FAO Regional Office for Europe and Central Asia

Serbia learning to reduce and manage disaster risk

Last year’s floods in Serbia and Bosnia and Herzegovina serve as an example of how natural disasters can devastate the agricultural sector and farming-based livelihoods of millions of people.   

In order to learn from the past and prepare for the future, a training workshop on disaster risk reduction and management was organized by FAO in Fruska Gora, Serbia earlier this month. 

At the workshop, a new National Disaster Risk Management Programme was introduced.  Some 30 participants, including professionals from Serbia’s Ministry of Agricultural and Environmental Protection, the acting assistant director for the Office of Reconstruction and Flood Relief, and FAO experts worked to define priority activities for disaster risk reduction and management activities in the agricultural sector. 

“This workshop marks a need to shift to resilience-building measures related to agriculture,” said Olga Buto, a climate change officer with FAO’s Regional Office for Europe and Central Asia. “Now that the initial shock of the flood has passed, everyone is looking towards the future and really committed to prevention, mitigation and preparedness. We know that every dollar spent on prevention and preparedness saves three to five dollars on emergency response.” 

Agriculture in Serbia makes up just over 10 percent of the country’s gross domestic product and accounts for almost 20 percent of exports. With two-thirds of the rural population relying on agriculture their livelihood, it is a vital contributor to the country’s  food supply. 

A rapid needs assessment carried out during June and July 2014 reported significant losses and damages to the agricultural sector.  In addition to floods, increased frequency and severity of droughts and landslides has been observed over the past decade, negatively affecting soil quality, crop yields, and overall agricultural production. 

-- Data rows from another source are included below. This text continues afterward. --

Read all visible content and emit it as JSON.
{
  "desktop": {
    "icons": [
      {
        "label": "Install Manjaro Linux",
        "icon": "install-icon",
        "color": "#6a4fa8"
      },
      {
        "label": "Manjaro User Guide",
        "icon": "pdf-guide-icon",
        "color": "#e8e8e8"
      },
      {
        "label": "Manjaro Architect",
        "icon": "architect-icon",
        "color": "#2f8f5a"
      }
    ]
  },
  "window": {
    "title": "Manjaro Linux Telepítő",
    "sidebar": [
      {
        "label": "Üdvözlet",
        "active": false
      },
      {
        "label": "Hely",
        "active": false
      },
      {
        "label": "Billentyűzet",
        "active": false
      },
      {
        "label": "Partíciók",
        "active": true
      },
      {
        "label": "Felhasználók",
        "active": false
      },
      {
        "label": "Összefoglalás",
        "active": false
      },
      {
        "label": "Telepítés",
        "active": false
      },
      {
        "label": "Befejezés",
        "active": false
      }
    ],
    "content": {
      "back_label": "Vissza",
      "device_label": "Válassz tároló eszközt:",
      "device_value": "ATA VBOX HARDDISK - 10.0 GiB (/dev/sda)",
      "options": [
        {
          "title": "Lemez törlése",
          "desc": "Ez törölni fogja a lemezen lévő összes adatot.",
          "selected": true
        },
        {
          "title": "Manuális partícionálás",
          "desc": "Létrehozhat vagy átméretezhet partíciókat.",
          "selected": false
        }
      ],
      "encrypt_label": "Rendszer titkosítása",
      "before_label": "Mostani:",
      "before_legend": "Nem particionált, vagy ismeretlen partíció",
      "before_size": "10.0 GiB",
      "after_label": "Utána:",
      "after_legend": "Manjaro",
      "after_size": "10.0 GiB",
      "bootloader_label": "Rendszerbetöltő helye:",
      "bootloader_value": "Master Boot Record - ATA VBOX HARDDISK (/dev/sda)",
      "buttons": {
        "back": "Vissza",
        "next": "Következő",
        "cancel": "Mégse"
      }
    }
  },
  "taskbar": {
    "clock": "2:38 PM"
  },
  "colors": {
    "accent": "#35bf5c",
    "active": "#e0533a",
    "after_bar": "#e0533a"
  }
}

“A multi-hazard approach when it comes to disaster risk reduction is crucial,” said Buto.  “The monitoring, identification, and introduction of adaptation measures in the areas affected by floods, droughts, and landslides as well as biological hazards are of vital importance for agriculture.” 

The FAO workshop had two main outcomes. It provided in-depth sessions for awareness raising and training on disaster risk reduction. It also afforded Ministry staff hands-on experience with drafting an action plan for the new National Disaster Risk Management Programme. Ministry officials also reviewed their functions and responsibilities in relation to the draft plan.

18 May 2015, Belgrade, Serbia